If you’re into learning how a floor-to-ceiling mosaic mural designed by renowned Southern California artist, designer and educator, Millard Sheets, can be safely taken apart and transported, and why a handful of people in Long Beach wanted to make the careful, meticulous effort to do so, a short video by Threaded Films is worth a watch.
As chronicled in the film, the first step of the conservation effort by Cal State Long Beach’s art museum to deinstall a historic mosaic made up of tens of thousands of tiles, is complete.

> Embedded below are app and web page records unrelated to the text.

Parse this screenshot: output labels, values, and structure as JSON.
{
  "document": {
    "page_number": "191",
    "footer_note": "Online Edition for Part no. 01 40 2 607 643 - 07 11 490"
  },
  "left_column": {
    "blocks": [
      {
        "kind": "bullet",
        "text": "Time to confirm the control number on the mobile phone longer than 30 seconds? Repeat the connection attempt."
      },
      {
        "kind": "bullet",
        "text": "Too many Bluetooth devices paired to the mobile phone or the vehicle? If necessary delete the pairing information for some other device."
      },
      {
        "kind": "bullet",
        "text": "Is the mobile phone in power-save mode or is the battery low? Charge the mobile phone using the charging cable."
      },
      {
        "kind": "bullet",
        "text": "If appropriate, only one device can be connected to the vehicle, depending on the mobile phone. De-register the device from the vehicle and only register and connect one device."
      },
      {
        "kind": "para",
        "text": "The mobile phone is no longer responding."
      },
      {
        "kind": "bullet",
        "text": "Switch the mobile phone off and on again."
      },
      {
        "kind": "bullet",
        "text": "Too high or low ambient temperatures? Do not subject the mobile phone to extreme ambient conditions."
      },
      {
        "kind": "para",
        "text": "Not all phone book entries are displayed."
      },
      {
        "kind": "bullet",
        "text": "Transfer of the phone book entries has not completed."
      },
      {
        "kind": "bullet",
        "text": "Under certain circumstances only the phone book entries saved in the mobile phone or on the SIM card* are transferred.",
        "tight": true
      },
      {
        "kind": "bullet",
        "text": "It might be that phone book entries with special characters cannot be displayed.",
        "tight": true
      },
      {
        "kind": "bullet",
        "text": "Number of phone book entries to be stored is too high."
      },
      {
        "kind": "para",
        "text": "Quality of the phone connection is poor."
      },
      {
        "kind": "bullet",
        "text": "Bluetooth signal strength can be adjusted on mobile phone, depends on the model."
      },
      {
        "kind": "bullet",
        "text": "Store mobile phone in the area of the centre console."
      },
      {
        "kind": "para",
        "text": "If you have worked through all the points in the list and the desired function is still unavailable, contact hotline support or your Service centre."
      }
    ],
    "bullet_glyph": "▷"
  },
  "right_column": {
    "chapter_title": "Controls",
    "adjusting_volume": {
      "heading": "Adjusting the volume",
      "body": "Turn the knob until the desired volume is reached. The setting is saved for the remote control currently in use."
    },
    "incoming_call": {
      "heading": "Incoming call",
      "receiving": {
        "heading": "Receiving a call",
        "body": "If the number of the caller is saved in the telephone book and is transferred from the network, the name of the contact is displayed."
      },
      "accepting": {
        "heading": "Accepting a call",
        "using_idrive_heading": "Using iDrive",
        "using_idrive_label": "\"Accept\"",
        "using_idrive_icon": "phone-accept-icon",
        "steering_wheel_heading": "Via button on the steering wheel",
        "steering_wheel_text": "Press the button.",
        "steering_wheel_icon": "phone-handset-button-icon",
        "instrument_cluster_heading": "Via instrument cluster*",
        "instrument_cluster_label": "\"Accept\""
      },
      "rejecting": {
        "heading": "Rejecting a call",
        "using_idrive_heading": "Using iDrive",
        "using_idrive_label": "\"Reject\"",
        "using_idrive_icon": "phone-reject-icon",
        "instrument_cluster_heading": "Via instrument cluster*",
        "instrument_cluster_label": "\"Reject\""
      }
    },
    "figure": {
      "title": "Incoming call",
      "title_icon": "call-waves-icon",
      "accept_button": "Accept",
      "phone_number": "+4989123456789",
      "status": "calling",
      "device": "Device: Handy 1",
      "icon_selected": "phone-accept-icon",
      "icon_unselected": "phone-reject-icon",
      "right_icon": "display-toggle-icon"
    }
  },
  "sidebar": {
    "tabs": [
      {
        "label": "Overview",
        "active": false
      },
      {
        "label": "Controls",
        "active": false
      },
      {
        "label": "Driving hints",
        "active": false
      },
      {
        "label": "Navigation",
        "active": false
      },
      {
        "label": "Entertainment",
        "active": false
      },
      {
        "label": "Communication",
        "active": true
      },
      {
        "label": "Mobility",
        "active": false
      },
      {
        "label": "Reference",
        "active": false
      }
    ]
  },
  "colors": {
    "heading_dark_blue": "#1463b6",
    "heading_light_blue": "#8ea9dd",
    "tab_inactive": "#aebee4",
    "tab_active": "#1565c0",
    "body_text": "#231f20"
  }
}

The plan is to move the piece(s) from its original Lakewood location at the former Home Savings and Loan Building at 4909 Lakewood Boulevard to its future home at the Carolyn Campagna Kleefeld Contemporary Art Museum at CSULB.
The nearly two-minute promo, viewable on YouTube, captures the deinstallation process and discusses the untitled work’s significance. One of two Sheets works located at the former Home Savings and Loan Building, it is 14-feet tall, 11-feet wide and made with Italian glass tiles that originally framed a doorway.
Sheets, one of Southern California’s most significant producers of public art, was commissioned by Howard F. Ahmanson in 1955 to design more than 40 Home Savings Bank branches throughout Southern California, with large mosaic works reflecting each location’s local heritage. Sheets designed the mosaics to present “a celebratory version of the community history,” according to Adam Arenson, professor of history and director of the urban studies program at Manhattan College.
In Arenson’s book, “Banking on Beauty: Millard Sheets and Midcentury Commercial Architecture in California,” he quotes Ahmanson telling Sheets, “I want buildings that will be exciting seventy-five years from now.”
Given the respect and near-awe accorded the mosaic in the film, it’s clear Sheets accomplished the stated goal and did it uniquely, for him.
“I think what is so incredible about this mosaic is that within the context of Millard Sheets production, this is an unusual object in that it’s not a historical scene and it’s not figurative, there are no people,” says Kleefeld Contemporary Director Paul Baker Prindle during the video’s introduction. “It’s in pristine condition.”
The design is inspired by an embroidered tunic Sheets bought in Mexico, depicting tropical birds and foliage set on a patterned background, said Brian Worley of Brian Worley Art & Restoration, Inc., liaison for the Sheets Estate and a consultant on the project. Worley was part of the original installation team in the late 70s.
Construction of the mosaic took two years, from 1975 to 1977. Artists who collaborated on the piece include Worley, Denis O’Connor, Susan Lautmann Hertel, John Edward Svenson, Frank Homolka, Tina Reeder, and Richard Ellis. Hertel and O’Connor and Nancy Colbath, were notable artists employed by Sheets at his studio in Claremont who often signed their names or initials on works alongside the artist.
Sheets, whose work includes such iconic pieces as the University of Notre Dame’s famous “Touchdown Jesus” mosaic, was born in Pomona in 1907 and died in Gualala, California in 1989.
In the announcement of the acquisition of the historic public art piece, Kleefeld Contemporary said the mosaic was gifted to the museum by Farmers & Merchants Bank, which additionally made a significant philanthropic contribution to support its conservation to allow future generations to enjoy the artwork, a slice of Southern California art history.
“We will be able to create educational programming around it to make sure that more people know about it,” Prindle says. “I think what’s so exciting about art is that it’s an illustrated history of who we are. Millard Sheets’ work is very much representative of the ethos and lifestyle of Southern California at the time that it was really booming.”
RLA Conservation of Art & Architecture was contracted to conserve the work alongside Brian Worley Art & Restoration, Inc. Both firms assisted with the deinstallation, and will continue to assist with the relocation and conservation of the piece to be installed as part of the newly expanded museum, now closed and under construction through 2022.
“Once the panels have been secured on the wall, we’ll work with Mr. Worley to ‘stich’ the cut panels back together so that it’s one seamless mural again,” said RLA Conservation Principal Conservator Christina Varvi. “It’s a wonderful opportunity to be able to work alongside someone who was a part of the original fabrication and installation of these gorgeous mosaics; this one in particular.”
Historic mosaic mural unveiled to the public shows parts of Long Beach’s vibrant past